- WORK TO BE COMPLETED
Would you return every entry below without a single difference?

- EXTRACTED MATERIAL
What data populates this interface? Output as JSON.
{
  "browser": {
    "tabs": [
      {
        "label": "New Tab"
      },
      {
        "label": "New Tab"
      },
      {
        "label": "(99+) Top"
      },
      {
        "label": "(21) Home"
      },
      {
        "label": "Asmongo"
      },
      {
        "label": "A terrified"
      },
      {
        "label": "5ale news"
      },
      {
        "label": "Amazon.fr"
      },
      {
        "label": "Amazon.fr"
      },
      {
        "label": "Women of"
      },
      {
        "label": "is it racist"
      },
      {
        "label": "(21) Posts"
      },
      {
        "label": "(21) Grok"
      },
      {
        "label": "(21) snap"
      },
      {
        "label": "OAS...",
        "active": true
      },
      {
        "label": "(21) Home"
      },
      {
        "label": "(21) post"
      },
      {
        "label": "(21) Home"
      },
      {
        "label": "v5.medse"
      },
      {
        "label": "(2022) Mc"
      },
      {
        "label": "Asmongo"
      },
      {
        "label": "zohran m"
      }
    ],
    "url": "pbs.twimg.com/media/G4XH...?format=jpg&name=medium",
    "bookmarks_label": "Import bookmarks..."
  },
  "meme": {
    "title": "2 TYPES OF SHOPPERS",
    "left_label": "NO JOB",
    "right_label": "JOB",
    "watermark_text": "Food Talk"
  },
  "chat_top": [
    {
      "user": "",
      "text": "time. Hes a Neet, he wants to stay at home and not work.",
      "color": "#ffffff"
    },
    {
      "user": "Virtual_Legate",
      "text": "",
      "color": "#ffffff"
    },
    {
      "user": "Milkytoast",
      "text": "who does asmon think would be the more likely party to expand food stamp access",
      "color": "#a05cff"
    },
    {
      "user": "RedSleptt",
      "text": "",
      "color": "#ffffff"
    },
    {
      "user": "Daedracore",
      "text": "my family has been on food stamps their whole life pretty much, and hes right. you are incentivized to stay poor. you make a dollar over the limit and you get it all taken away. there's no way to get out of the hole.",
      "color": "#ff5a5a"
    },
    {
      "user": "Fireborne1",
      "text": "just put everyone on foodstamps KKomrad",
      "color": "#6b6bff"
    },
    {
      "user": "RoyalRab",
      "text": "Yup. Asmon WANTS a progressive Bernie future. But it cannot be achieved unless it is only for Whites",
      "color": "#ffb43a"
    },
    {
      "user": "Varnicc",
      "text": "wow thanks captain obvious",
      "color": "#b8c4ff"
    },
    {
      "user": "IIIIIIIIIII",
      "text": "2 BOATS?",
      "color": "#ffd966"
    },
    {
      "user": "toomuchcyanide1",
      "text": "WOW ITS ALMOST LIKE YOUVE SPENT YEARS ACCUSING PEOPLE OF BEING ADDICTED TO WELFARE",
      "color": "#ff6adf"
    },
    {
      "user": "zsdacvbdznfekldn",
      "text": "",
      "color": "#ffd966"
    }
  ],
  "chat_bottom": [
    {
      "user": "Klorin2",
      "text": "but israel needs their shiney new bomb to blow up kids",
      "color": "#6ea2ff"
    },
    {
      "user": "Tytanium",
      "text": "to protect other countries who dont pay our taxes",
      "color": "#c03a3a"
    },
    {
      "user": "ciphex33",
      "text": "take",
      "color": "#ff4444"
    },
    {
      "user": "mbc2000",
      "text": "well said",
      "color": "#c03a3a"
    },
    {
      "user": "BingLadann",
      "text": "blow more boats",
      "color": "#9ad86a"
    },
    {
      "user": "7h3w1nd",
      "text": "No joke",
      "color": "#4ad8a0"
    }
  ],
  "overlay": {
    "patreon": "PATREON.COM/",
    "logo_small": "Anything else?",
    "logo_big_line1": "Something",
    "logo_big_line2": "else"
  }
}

- COMPLETED TASK
What data populates this interface? Output as JSON.
{
  "browser": {
    "tabs": [
      {
        "label": "New Tab"
      },
      {
        "label": "New Tab"
      },
      {
        "label": "(99+) Top"
      },
      {
        "label": "(21) Home"
      },
      {
        "label": "Asmongo"
      },
      {
        "label": "A terrified"
      },
      {
        "label": "5ale news"
      },
      {
        "label": "Amazon.fr"
      },
      {
        "label": "Amazon.fr"
      },
      {
        "label": "Women of"
      },
      {
        "label": "is it racist"
      },
      {
        "label": "(21) Posts"
      },
      {
        "label": "(21) Grok"
      },
      {
        "label": "(21) snap"
      },
      {
        "label": "OAS...",
        "active": true
      },
      {
        "label": "(21) Home"
      },
      {
        "label": "(21) post"
      },
      {
        "label": "(21) Home"
      },
      {
        "label": "v5.medse"
      },
      {
        "label": "(2022) Mc"
      },
      {
        "label": "Asmongo"
      },
      {
        "label": "zohran m"
      }
    ],
    "url": "pbs.twimg.com/media/G4XH...?format=jpg&name=medium",
    "bookmarks_label": "Import bookmarks..."
  },
  "meme": {
    "title": "2 TYPES OF SHOPPERS",
    "left_label": "NO JOB",
    "right_label": "JOB",
    "watermark_text": "Food Talk"
  },
  "chat_top": [
    {
      "user": "",
      "text": "time. Hes a Neet, he wants to stay at home and not work.",
      "color": "#ffffff"
    },
    {
      "user": "Virtual_Legate",
      "text": "",
      "color": "#ffffff"
    },
    {
      "user": "Milkytoast",
      "text": "who does asmon think would be the more likely party to expand food stamp access",
      "color": "#a05cff"
    },
    {
      "user": "RedSleptt",
      "text": "",
      "color": "#ffffff"
    },
    {
      "user": "Daedracore",
      "text": "my family has been on food stamps their whole life pretty much, and hes right. you are incentivized to stay poor. you make a dollar over the limit and you get it all taken away. there's no way to get out of the hole.",
      "color": "#ff5a5a"
    },
    {
      "user": "Fireborne1",
      "text": "just put everyone on foodstamps KKomrad",
      "color": "#6b6bff"
    },
    {
      "user": "RoyalRab",
      "text": "Yup. Asmon WANTS a progressive Bernie future. But it cannot be achieved unless it is only for Whites",
      "color": "#ffb43a"
    },
    {
      "user": "Varnicc",
      "text": "wow thanks captain obvious",
      "color": "#b8c4ff"
    },
    {
      "user": "IIIIIIIIIII",
      "text": "2 BOATS?",
      "color": "#ffd966"
    },
    {
      "user": "toomuchcyanide1",
      "text": "WOW ITS ALMOST LIKE YOUVE SPENT YEARS ACCUSING PEOPLE OF BEING ADDICTED TO WELFARE",
      "color": "#ff6adf"
    },
    {
      "user": "zsdacvbdznfekldn",
      "text": "",
      "color": "#ffd966"
    }
  ],
  "chat_bottom": [
    {
      "user": "Klorin2",
      "text": "but israel needs their shiney new bomb to blow up kids",
      "color": "#6ea2ff"
    },
    {
      "user": "Tytanium",
      "text": "to protect other countries who dont pay our taxes",
      "color": "#c03a3a"
    },
    {
      "user": "ciphex33",
      "text": "take",
      "color": "#ff4444"
    },
    {
      "user": "mbc2000",
      "text": "well said",
      "color": "#c03a3a"
    },
    {
      "user": "BingLadann",
      "text": "blow more boats",
      "color": "#9ad86a"
    },
    {
      "user": "7h3w1nd",
      "text": "No joke",
      "color": "#4ad8a0"
    }
  ],
  "overlay": {
    "patreon": "PATREON.COM/",
    "logo_small": "Anything else?",
    "logo_big_line1": "Something",
    "logo_big_line2": "else"
  }
}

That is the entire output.